● **EXERCISE BRIEF**
Output every entry below exactly as it is written.
● ● ● ●
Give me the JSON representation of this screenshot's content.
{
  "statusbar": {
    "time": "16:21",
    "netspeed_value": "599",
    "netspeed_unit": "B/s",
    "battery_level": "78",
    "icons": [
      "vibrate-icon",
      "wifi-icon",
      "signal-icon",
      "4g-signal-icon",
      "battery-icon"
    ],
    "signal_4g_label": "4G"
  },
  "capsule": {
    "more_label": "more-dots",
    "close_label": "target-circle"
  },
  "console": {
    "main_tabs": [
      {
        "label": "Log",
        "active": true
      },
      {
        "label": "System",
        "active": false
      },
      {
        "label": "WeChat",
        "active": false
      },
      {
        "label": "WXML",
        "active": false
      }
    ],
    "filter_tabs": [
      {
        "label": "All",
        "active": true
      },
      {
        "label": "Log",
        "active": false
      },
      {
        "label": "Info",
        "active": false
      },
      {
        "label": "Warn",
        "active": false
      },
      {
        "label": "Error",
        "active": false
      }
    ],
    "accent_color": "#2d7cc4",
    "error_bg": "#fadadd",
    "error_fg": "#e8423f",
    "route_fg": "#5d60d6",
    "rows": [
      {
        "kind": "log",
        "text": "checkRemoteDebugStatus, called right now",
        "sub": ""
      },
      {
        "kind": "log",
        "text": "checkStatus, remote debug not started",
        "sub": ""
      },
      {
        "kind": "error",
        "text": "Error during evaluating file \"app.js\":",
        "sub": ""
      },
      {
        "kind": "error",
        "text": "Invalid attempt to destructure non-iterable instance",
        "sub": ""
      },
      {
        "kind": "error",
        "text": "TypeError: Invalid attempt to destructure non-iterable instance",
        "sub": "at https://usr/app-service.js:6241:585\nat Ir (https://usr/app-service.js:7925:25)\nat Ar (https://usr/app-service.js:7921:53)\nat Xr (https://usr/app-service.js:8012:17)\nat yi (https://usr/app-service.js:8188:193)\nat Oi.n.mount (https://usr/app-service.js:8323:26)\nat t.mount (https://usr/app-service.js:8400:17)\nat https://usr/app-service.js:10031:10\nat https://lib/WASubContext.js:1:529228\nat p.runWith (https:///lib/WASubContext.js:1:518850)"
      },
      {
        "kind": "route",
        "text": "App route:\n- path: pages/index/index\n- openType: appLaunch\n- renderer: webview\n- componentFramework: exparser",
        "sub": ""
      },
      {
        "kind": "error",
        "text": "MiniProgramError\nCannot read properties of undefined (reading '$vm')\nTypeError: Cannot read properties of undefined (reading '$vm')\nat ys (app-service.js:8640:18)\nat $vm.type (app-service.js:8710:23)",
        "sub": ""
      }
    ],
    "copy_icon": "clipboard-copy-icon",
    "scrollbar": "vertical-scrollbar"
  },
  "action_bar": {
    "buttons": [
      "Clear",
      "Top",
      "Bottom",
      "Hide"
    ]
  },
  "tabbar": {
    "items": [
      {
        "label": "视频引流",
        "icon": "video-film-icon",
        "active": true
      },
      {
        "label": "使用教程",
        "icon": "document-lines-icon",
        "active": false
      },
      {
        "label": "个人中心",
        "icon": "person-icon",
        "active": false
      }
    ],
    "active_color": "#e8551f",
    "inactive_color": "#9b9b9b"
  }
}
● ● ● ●
● **TASK SOLUTION**
Give me the JSON representation of this screenshot's content.
{
  "statusbar": {
    "time": "16:21",
    "netspeed_value": "599",
    "netspeed_unit": "B/s",
    "battery_level": "78",
    "icons": [
      "vibrate-icon",
      "wifi-icon",
      "signal-icon",
      "4g-signal-icon",
      "battery-icon"
    ],
    "signal_4g_label": "4G"
  },
  "capsule": {
    "more_label": "more-dots",
    "close_label": "target-circle"
  },
  "console": {
    "main_tabs": [
      {
        "label": "Log",
        "active": true
      },
      {
        "label": "System",
        "active": false
      },
      {
        "label": "WeChat",
        "active": false
      },
      {
        "label": "WXML",
        "active": false
      }
    ],
    "filter_tabs": [
      {
        "label": "All",
        "active": true
      },
      {
        "label": "Log",
        "active": false
      },
      {
        "label": "Info",
        "active": false
      },
      {
        "label": "Warn",
        "active": false
      },
      {
        "label": "Error",
        "active": false
      }
    ],
    "accent_color": "#2d7cc4",
    "error_bg": "#fadadd",
    "error_fg": "#e8423f",
    "route_fg": "#5d60d6",
    "rows": [
      {
        "kind": "log",
        "text": "checkRemoteDebugStatus, called right now",
        "sub": ""
      },
      {
        "kind": "log",
        "text": "checkStatus, remote debug not started",
        "sub": ""
      },
      {
        "kind": "error",
        "text": "Error during evaluating file \"app.js\":",
        "sub": ""
      },
      {
        "kind": "error",
        "text": "Invalid attempt to destructure non-iterable instance",
        "sub": ""
      },
      {
        "kind": "error",
        "text": "TypeError: Invalid attempt to destructure non-iterable instance",
        "sub": "at https://usr/app-service.js:6241:585\nat Ir (https://usr/app-service.js:7925:25)\nat Ar (https://usr/app-service.js:7921:53)\nat Xr (https://usr/app-service.js:8012:17)\nat yi (https://usr/app-service.js:8188:193)\nat Oi.n.mount (https://usr/app-service.js:8323:26)\nat t.mount (https://usr/app-service.js:8400:17)\nat https://usr/app-service.js:10031:10\nat https://lib/WASubContext.js:1:529228\nat p.runWith (https:///lib/WASubContext.js:1:518850)"
      },
      {
        "kind": "route",
        "text": "App route:\n- path: pages/index/index\n- openType: appLaunch\n- renderer: webview\n- componentFramework: exparser",
        "sub": ""
      },
      {
        "kind": "error",
        "text": "MiniProgramError\nCannot read properties of undefined (reading '$vm')\nTypeError: Cannot read properties of undefined (reading '$vm')\nat ys (app-service.js:8640:18)\nat $vm.type (app-service.js:8710:23)",
        "sub": ""
      }
    ],
    "copy_icon": "clipboard-copy-icon",
    "scrollbar": "vertical-scrollbar"
  },
  "action_bar": {
    "buttons": [
      "Clear",
      "Top",
      "Bottom",
      "Hide"
    ]
  },
  "tabbar": {
    "items": [
      {
        "label": "视频引流",
        "icon": "video-film-icon",
        "active": true
      },
      {
        "label": "使用教程",
        "icon": "document-lines-icon",
        "active": false
      },
      {
        "label": "个人中心",
        "icon": "person-icon",
        "active": false
      }
    ],
    "active_color": "#e8551f",
    "inactive_color": "#9b9b9b"
  }
}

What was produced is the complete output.